1 August 1997

Sainfoin scores on high protein and digestibility

High protein value, non bloating properties and good drought tolerance could encourage a come back for little-known legume sanfoin. Jonathan Riley reports

FLEXIBLE feeding and drought resistance are the reasons for one Hampshire beef and sheep producers decision to grow sainfoin.

Nick Danielss 46ha (116-acre) Hyde Farm, Hyde, supports 200 ewes and 30 suckler cows, but the land is light sand on gravel in the Avon valley where the annual rainfall is only 610mm (24in).

"Seven years out of 10 the grass dies back and there is nothing to graze from June onwards. Even when it rains here, the moisture passes through the soil quickly, taking with it any nitrogen we have applied," says Mr Daniels.

So he chose to try sainfoin -which can root to 9m (25ft) and fixes nitrogen – and ploughed up an unproductive grass ley at the end of April last year.

Soil indices were checked and pH corrected to about 6 and the field disked and ring rolled before a sainfoin, timothy and meadow fescue mix was broadcast at 15kg/ha (13lb/acre) on May 1.

"This is far lower than the recommended rates because there is a shortage of sainfoin seed in the UK," says Mr Daniels.

"The field was then rolled using a flat roller – in hindsight we should have made more passes with the roller because areas on the headland rolled several times produced denser plant populations."

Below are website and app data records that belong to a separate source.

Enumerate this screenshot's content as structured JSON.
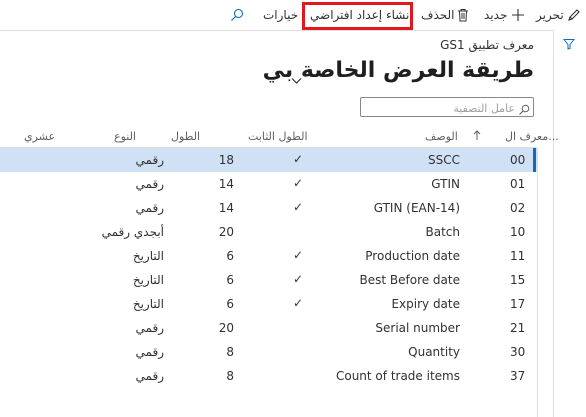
{
  "toolbar": {
    "edit_label": "تحرير",
    "new_label": "جديد",
    "delete_label": "الحذف",
    "create_default_label": "إنشاء إعداد افتراضي",
    "options_label": "خيارات"
  },
  "header": {
    "breadcrumb": "معرف تطبيق GS1",
    "title": "طريقة العرض الخاصة بي"
  },
  "filter": {
    "placeholder": "عامل التصفية"
  },
  "table": {
    "columns": {
      "id": "معرف ال...",
      "description": "الوصف",
      "fixed_length": "الطول الثابت",
      "length": "الطول",
      "type": "النوع",
      "decimal": "عشري"
    },
    "rows": [
      {
        "id": "00",
        "description": "SSCC",
        "fixed": "✓",
        "length": "18",
        "type": "رقمي"
      },
      {
        "id": "01",
        "description": "GTIN",
        "fixed": "✓",
        "length": "14",
        "type": "رقمي"
      },
      {
        "id": "02",
        "description": "GTIN (EAN-14)",
        "fixed": "✓",
        "length": "14",
        "type": "رقمي"
      },
      {
        "id": "10",
        "description": "Batch",
        "fixed": "",
        "length": "20",
        "type": "أبجدي رقمي"
      },
      {
        "id": "11",
        "description": "Production date",
        "fixed": "✓",
        "length": "6",
        "type": "التاريخ"
      },
      {
        "id": "15",
        "description": "Best Before date",
        "fixed": "✓",
        "length": "6",
        "type": "التاريخ"
      },
      {
        "id": "17",
        "description": "Expiry date",
        "fixed": "✓",
        "length": "6",
        "type": "التاريخ"
      },
      {
        "id": "21",
        "description": "Serial number",
        "fixed": "",
        "length": "20",
        "type": "رقمي"
      },
      {
        "id": "30",
        "description": "Quantity",
        "fixed": "",
        "length": "8",
        "type": "رقمي"
      },
      {
        "id": "37",
        "description": "Count of trade items",
        "fixed": "",
        "length": "8",
        "type": "رقمي"
      }
    ]
  },
  "colors": {
    "accent": "#0f6cbd",
    "selected_row": "#d0e0f5",
    "highlight": "#e0191e"
  }
}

The crop emerged in 12 days with about 12-15 plants/sq m. About 50kg/ha (40 units/acre) of phosphate and 30kg/ha (24 units/acre) of potash were applied and the crop allowed to go to seed to increase plant population.

"The crop reached chest height by August and we cut it using a normal mower and wilted it for 24 hours to 25% dry matter to concentrate sugar.

"Sainfoin doesnt have the buffering quality of lucerne and red clover so there is no need for an additive. But the stalkiness of the plant makes it difficult to consolidate, and the grasses in the mix helped to produce a better silage. The result was a good crop of big bale silage from land which supported little more than a brown stubble on grass fields," he says.

As the sainfoin regrew sheep grazed it back until the first frost when the plant top dies off. This allows weed control and a wide range of herbicides can be used.

"This year we will make more silage and some hay which we will sell at up to £8 a bale," he adds.

Nick Daniels says sainfoin is deep rooting and so is drought resistant.

SAINFOIN

&#8226 Sow spring/early summer

&#8226 Seed rate 82kg/ha.

&#8226 Sowing depth 1-2cm

&#8226 Sow 70 to 150 plants/sq m

&#8226 Aim for 50-60 plants/sq m

first season.

&#8226 Yields 7t to 12t/ha DM a year.